* WORK REQUIRED: Scan the data below. Pull out each line where "true" occurs.

* SUPPLIED INFORMATION:
──────────────────────────────

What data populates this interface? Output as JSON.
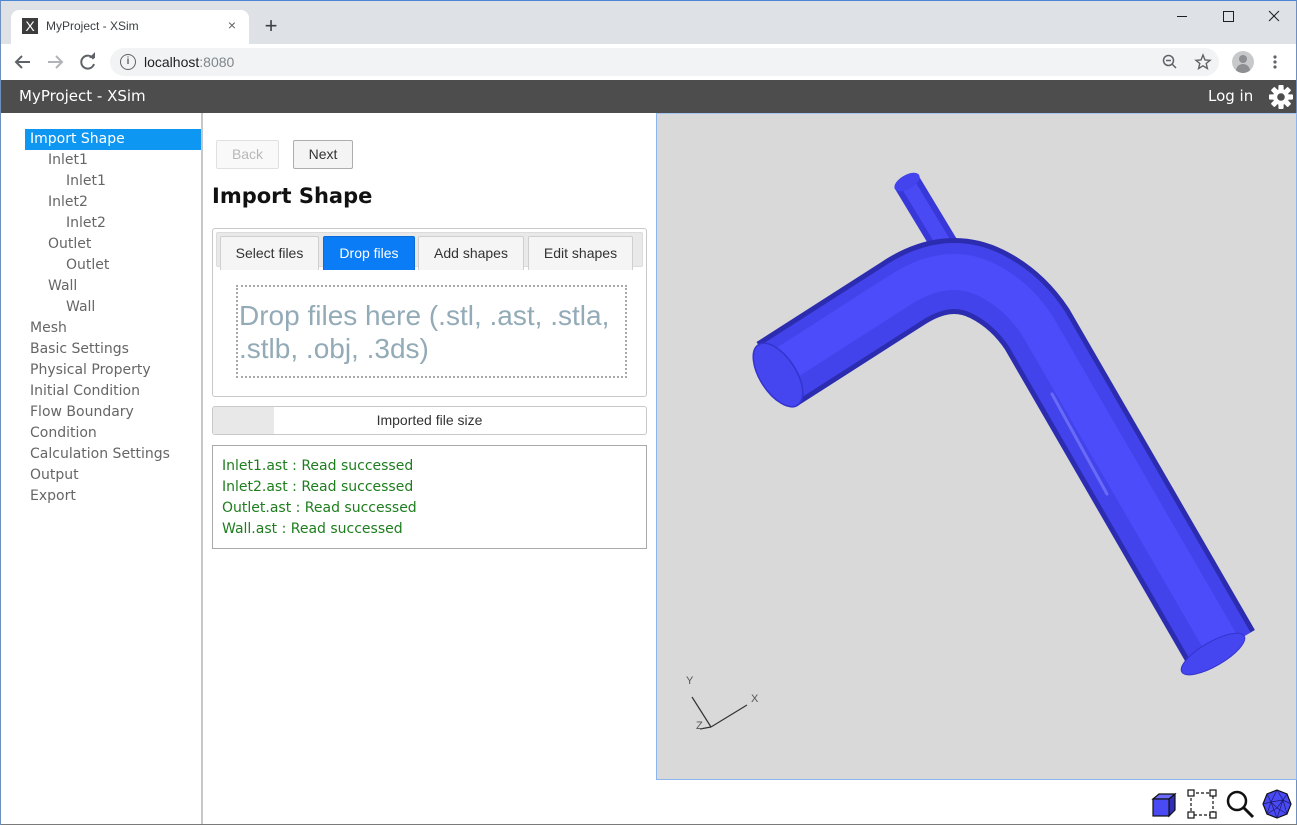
{
  "browser": {
    "tab_title": "MyProject - XSim",
    "favicon_letter": "X",
    "new_tab_symbol": "+",
    "close_symbol": "×",
    "url_host": "localhost",
    "url_port": ":8080",
    "window_controls": {
      "minimize": "—",
      "maximize": "☐",
      "close": "✕"
    }
  },
  "header": {
    "app_title": "MyProject - XSim",
    "login_label": "Log in"
  },
  "sidebar": {
    "items": [
      {
        "label": "Import Shape",
        "level": 0,
        "active": true
      },
      {
        "label": "Inlet1",
        "level": 1
      },
      {
        "label": "Inlet1",
        "level": 2
      },
      {
        "label": "Inlet2",
        "level": 1
      },
      {
        "label": "Inlet2",
        "level": 2
      },
      {
        "label": "Outlet",
        "level": 1
      },
      {
        "label": "Outlet",
        "level": 2
      },
      {
        "label": "Wall",
        "level": 1
      },
      {
        "label": "Wall",
        "level": 2
      },
      {
        "label": "Mesh",
        "level": 0
      },
      {
        "label": "Basic Settings",
        "level": 0
      },
      {
        "label": "Physical Property",
        "level": 0
      },
      {
        "label": "Initial Condition",
        "level": 0
      },
      {
        "label": "Flow Boundary",
        "level": 0
      },
      {
        "label": "Condition",
        "level": 0
      },
      {
        "label": "Calculation Settings",
        "level": 0
      },
      {
        "label": "Output",
        "level": 0
      },
      {
        "label": "Export",
        "level": 0
      }
    ]
  },
  "main": {
    "back_label": "Back",
    "next_label": "Next",
    "title": "Import Shape",
    "tabs": [
      {
        "label": "Select files",
        "active": false
      },
      {
        "label": "Drop files",
        "active": true
      },
      {
        "label": "Add shapes",
        "active": false
      },
      {
        "label": "Edit shapes",
        "active": false
      }
    ],
    "drop_text": "Drop files here (.stl, .ast, .stla, .stlb, .obj, .3ds)",
    "progress": {
      "label": "Imported file size",
      "fraction": 0.14
    },
    "log": [
      "Inlet1.ast : Read successed",
      "Inlet2.ast : Read successed",
      "Outlet.ast : Read successed",
      "Wall.ast : Read successed"
    ]
  },
  "viewport": {
    "background": "#d9d9d9",
    "model_color": "#4a4af5",
    "axis_labels": {
      "x": "X",
      "y": "Y",
      "z": "Z"
    },
    "tools": [
      "view-cube-icon",
      "box-select-icon",
      "zoom-icon",
      "wireframe-sphere-icon"
    ]
  }
}
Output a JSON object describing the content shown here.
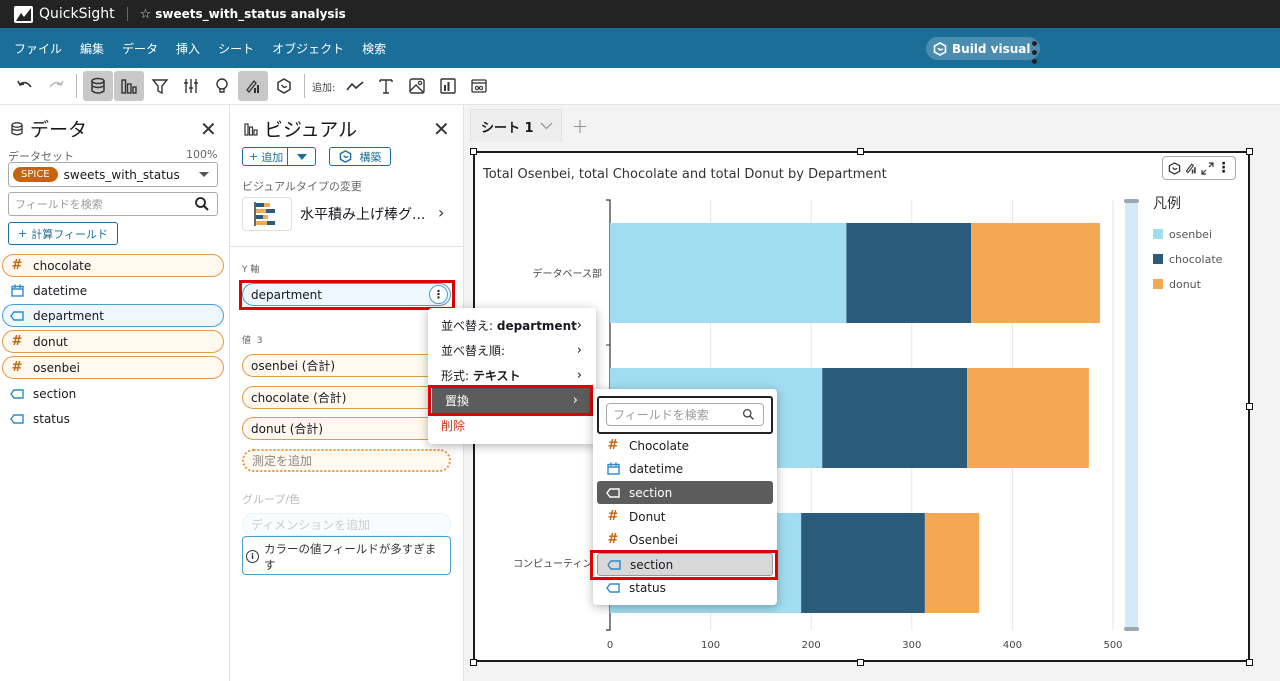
{
  "app": {
    "brand": "QuickSight",
    "analysis_title": "sweets_with_status analysis"
  },
  "menubar": {
    "items": [
      "ファイル",
      "編集",
      "データ",
      "挿入",
      "シート",
      "オブジェクト",
      "検索"
    ],
    "build_visual": "Build visual"
  },
  "toolbar": {
    "add_label": "追加:"
  },
  "data_panel": {
    "title": "データ",
    "dataset_label": "データセット",
    "dataset_percent": "100%",
    "spice_badge": "SPICE",
    "dataset_name": "sweets_with_status",
    "search_placeholder": "フィールドを検索",
    "calc_field_button": "計算フィールド",
    "fields": [
      {
        "name": "chocolate",
        "type": "measure"
      },
      {
        "name": "datetime",
        "type": "date"
      },
      {
        "name": "department",
        "type": "dimension",
        "selected": true
      },
      {
        "name": "donut",
        "type": "measure"
      },
      {
        "name": "osenbei",
        "type": "measure"
      },
      {
        "name": "section",
        "type": "dimension"
      },
      {
        "name": "status",
        "type": "dimension"
      }
    ]
  },
  "visual_panel": {
    "title": "ビジュアル",
    "add_button": "追加",
    "build_button": "構築",
    "change_type_label": "ビジュアルタイプの変更",
    "visual_type": "水平積み上げ棒グ...",
    "y_axis_label": "Y 軸",
    "y_axis_field": "department",
    "values_label": "値",
    "values_count": "3",
    "values": [
      "osenbei (合計)",
      "chocolate (合計)",
      "donut (合計)"
    ],
    "add_measure": "測定を追加",
    "group_label": "グループ/色",
    "add_dimension": "ディメンションを追加",
    "warning": "カラーの値フィールドが多すぎます"
  },
  "sheet_tabs": {
    "active": "シート 1"
  },
  "context_menu": {
    "items": [
      {
        "label": "並べ替え: ",
        "bold": "department",
        "submenu": true
      },
      {
        "label": "並べ替え順:",
        "bold": "",
        "submenu": true
      },
      {
        "label": "形式: ",
        "bold": "テキスト",
        "submenu": true
      },
      {
        "label": "置換",
        "bold": "",
        "submenu": true,
        "highlighted": true
      },
      {
        "label": "削除",
        "bold": "",
        "submenu": false,
        "danger": true
      }
    ]
  },
  "replace_submenu": {
    "search_placeholder": "フィールドを検索",
    "items": [
      {
        "name": "Chocolate",
        "type": "measure"
      },
      {
        "name": "datetime",
        "type": "date"
      },
      {
        "name": "section",
        "type": "dimension",
        "state": "current"
      },
      {
        "name": "Donut",
        "type": "measure"
      },
      {
        "name": "Osenbei",
        "type": "measure"
      },
      {
        "name": "section",
        "type": "dimension",
        "state": "hover"
      },
      {
        "name": "status",
        "type": "dimension"
      }
    ]
  },
  "colors": {
    "osenbei": "#a0ddf0",
    "chocolate": "#2a5b7a",
    "donut": "#f4a853",
    "accent": "#1b6e98",
    "spice": "#c5640b"
  },
  "chart_data": {
    "type": "bar",
    "orientation": "horizontal",
    "stacked": true,
    "title": "Total Osenbei, total Chocolate and total Donut by Department",
    "categories": [
      "データベース部",
      "",
      "コンピューティン..."
    ],
    "series": [
      {
        "name": "osenbei",
        "values": [
          235,
          211,
          190
        ]
      },
      {
        "name": "chocolate",
        "values": [
          124,
          144,
          123
        ]
      },
      {
        "name": "donut",
        "values": [
          128,
          121,
          54
        ]
      }
    ],
    "xlim": [
      0,
      520
    ],
    "xticks": [
      0,
      100,
      200,
      300,
      400,
      500
    ],
    "legend_title": "凡例",
    "legend_position": "right",
    "grid": true
  }
}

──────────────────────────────

* RESULT OF THIS EXERCISE:
        "active": true
        "active": true
        "selected": true
        "submenu": true
        "submenu": true
        "submenu": true
        "submenu": true,
        "highlighted": true
        "danger": true
    "stacked": true,
    "grid": true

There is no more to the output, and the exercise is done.